Print the records below exactly, leaving out nothing.

INPUT DATA: Begin

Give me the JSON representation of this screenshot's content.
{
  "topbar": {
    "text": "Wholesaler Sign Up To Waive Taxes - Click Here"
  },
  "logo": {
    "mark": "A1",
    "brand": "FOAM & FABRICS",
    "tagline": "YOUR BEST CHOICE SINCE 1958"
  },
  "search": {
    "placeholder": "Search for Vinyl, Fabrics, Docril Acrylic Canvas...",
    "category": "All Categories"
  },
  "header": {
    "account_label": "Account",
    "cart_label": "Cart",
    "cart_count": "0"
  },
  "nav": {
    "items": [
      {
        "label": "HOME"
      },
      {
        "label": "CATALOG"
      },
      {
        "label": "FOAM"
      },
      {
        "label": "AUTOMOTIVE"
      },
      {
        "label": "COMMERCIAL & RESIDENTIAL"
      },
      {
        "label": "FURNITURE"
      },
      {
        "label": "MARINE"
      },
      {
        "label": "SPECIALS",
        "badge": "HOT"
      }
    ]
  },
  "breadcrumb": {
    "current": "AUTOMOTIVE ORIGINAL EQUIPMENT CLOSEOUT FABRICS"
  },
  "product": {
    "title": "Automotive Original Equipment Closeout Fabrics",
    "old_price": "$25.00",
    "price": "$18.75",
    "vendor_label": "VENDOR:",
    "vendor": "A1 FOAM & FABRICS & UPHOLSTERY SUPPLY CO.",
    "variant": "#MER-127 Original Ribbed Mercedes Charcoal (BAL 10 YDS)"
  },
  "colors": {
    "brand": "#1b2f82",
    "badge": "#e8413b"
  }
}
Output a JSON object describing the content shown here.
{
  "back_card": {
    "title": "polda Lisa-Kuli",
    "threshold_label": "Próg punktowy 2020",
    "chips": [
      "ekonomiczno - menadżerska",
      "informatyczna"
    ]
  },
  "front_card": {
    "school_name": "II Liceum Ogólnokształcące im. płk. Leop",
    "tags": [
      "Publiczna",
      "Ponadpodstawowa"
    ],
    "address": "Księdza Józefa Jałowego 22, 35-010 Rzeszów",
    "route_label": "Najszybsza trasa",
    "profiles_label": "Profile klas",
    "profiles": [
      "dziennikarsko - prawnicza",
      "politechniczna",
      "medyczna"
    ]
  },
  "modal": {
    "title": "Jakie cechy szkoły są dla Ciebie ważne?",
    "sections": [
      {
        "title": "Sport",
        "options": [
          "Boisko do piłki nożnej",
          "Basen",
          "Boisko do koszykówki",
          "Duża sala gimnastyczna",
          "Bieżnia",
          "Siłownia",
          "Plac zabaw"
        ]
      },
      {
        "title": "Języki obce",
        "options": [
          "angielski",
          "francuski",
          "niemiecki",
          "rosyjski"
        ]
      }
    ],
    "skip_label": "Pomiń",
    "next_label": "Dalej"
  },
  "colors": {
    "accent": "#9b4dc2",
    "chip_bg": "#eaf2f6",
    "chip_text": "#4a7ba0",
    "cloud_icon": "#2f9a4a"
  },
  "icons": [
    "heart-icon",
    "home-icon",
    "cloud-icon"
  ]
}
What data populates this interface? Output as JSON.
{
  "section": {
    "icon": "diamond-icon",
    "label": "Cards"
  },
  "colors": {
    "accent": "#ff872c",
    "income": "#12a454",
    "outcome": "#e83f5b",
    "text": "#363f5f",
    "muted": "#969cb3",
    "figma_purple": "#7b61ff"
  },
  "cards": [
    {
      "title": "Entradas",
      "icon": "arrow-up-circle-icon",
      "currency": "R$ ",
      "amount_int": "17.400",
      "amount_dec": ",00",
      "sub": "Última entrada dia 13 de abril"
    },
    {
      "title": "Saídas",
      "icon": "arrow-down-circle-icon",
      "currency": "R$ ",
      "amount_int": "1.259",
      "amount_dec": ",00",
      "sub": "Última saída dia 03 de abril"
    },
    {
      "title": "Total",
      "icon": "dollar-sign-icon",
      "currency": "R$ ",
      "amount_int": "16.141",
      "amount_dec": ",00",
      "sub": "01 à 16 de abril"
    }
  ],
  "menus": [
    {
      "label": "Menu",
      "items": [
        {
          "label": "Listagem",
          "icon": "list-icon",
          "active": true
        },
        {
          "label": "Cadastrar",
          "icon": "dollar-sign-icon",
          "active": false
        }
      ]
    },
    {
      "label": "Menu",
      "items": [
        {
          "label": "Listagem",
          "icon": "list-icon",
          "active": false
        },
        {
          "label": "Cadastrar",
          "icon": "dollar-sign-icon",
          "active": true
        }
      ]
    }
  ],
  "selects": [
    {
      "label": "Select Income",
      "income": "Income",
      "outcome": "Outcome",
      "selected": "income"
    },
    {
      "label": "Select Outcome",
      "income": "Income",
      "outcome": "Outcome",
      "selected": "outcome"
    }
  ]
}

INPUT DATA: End

SOLUTION TO THIS EXERCISE:
Give me the JSON representation of this screenshot's content.
{
  "topbar": {
    "text": "Wholesaler Sign Up To Waive Taxes - Click Here"
  },
  "logo": {
    "mark": "A1",
    "brand": "FOAM & FABRICS",
    "tagline": "YOUR BEST CHOICE SINCE 1958"
  },
  "search": {
    "placeholder": "Search for Vinyl, Fabrics, Docril Acrylic Canvas...",
    "category": "All Categories"
  },
  "header": {
    "account_label": "Account",
    "cart_label": "Cart",
    "cart_count": "0"
  },
  "nav": {
    "items": [
      {
        "label": "HOME"
      },
      {
        "label": "CATALOG"
      },
      {
        "label": "FOAM"
      },
      {
        "label": "AUTOMOTIVE"
      },
      {
        "label": "COMMERCIAL & RESIDENTIAL"
      },
      {
        "label": "FURNITURE"
      },
      {
        "label": "MARINE"
      },
      {
        "label": "SPECIALS",
        "badge": "HOT"
      }
    ]
  },
  "breadcrumb": {
    "current": "AUTOMOTIVE ORIGINAL EQUIPMENT CLOSEOUT FABRICS"
  },
  "product": {
    "title": "Automotive Original Equipment Closeout Fabrics",
    "old_price": "$25.00",
    "price": "$18.75",
    "vendor_label": "VENDOR:",
    "vendor": "A1 FOAM & FABRICS & UPHOLSTERY SUPPLY CO.",
    "variant": "#MER-127 Original Ribbed Mercedes Charcoal (BAL 10 YDS)"
  },
  "colors": {
    "brand": "#1b2f82",
    "badge": "#e8413b"
  }
}
Output a JSON object describing the content shown here.
{
  "back_card": {
    "title": "polda Lisa-Kuli",
    "threshold_label": "Próg punktowy 2020",
    "chips": [
      "ekonomiczno - menadżerska",
      "informatyczna"
    ]
  },
  "front_card": {
    "school_name": "II Liceum Ogólnokształcące im. płk. Leop",
    "tags": [
      "Publiczna",
      "Ponadpodstawowa"
    ],
    "address": "Księdza Józefa Jałowego 22, 35-010 Rzeszów",
    "route_label": "Najszybsza trasa",
    "profiles_label": "Profile klas",
    "profiles": [
      "dziennikarsko - prawnicza",
      "politechniczna",
      "medyczna"
    ]
  },
  "modal": {
    "title": "Jakie cechy szkoły są dla Ciebie ważne?",
    "sections": [
      {
        "title": "Sport",
        "options": [
          "Boisko do piłki nożnej",
          "Basen",
          "Boisko do koszykówki",
          "Duża sala gimnastyczna",
          "Bieżnia",
          "Siłownia",
          "Plac zabaw"
        ]
      },
      {
        "title": "Języki obce",
        "options": [
          "angielski",
          "francuski",
          "niemiecki",
          "rosyjski"
        ]
      }
    ],
    "skip_label": "Pomiń",
    "next_label": "Dalej"
  },
  "colors": {
    "accent": "#9b4dc2",
    "chip_bg": "#eaf2f6",
    "chip_text": "#4a7ba0",
    "cloud_icon": "#2f9a4a"
  },
  "icons": [
    "heart-icon",
    "home-icon",
    "cloud-icon"
  ]
}
What data populates this interface? Output as JSON.
{
  "section": {
    "icon": "diamond-icon",
    "label": "Cards"
  },
  "colors": {
    "accent": "#ff872c",
    "income": "#12a454",
    "outcome": "#e83f5b",
    "text": "#363f5f",
    "muted": "#969cb3",
    "figma_purple": "#7b61ff"
  },
  "cards": [
    {
      "title": "Entradas",
      "icon": "arrow-up-circle-icon",
      "currency": "R$ ",
      "amount_int": "17.400",
      "amount_dec": ",00",
      "sub": "Última entrada dia 13 de abril"
    },
    {
      "title": "Saídas",
      "icon": "arrow-down-circle-icon",
      "currency": "R$ ",
      "amount_int": "1.259",
      "amount_dec": ",00",
      "sub": "Última saída dia 03 de abril"
    },
    {
      "title": "Total",
      "icon": "dollar-sign-icon",
      "currency": "R$ ",
      "amount_int": "16.141",
      "amount_dec": ",00",
      "sub": "01 à 16 de abril"
    }
  ],
  "menus": [
    {
      "label": "Menu",
      "items": [
        {
          "label": "Listagem",
          "icon": "list-icon",
          "active": true
        },
        {
          "label": "Cadastrar",
          "icon": "dollar-sign-icon",
          "active": false
        }
      ]
    },
    {
      "label": "Menu",
      "items": [
        {
          "label": "Listagem",
          "icon": "list-icon",
          "active": false
        },
        {
          "label": "Cadastrar",
          "icon": "dollar-sign-icon",
          "active": true
        }
      ]
    }
  ],
  "selects": [
    {
      "label": "Select Income",
      "income": "Income",
      "outcome": "Outcome",
      "selected": "income"
    },
    {
      "label": "Select Outcome",
      "income": "Income",
      "outcome": "Outcome",
      "selected": "outcome"
    }
  ]
}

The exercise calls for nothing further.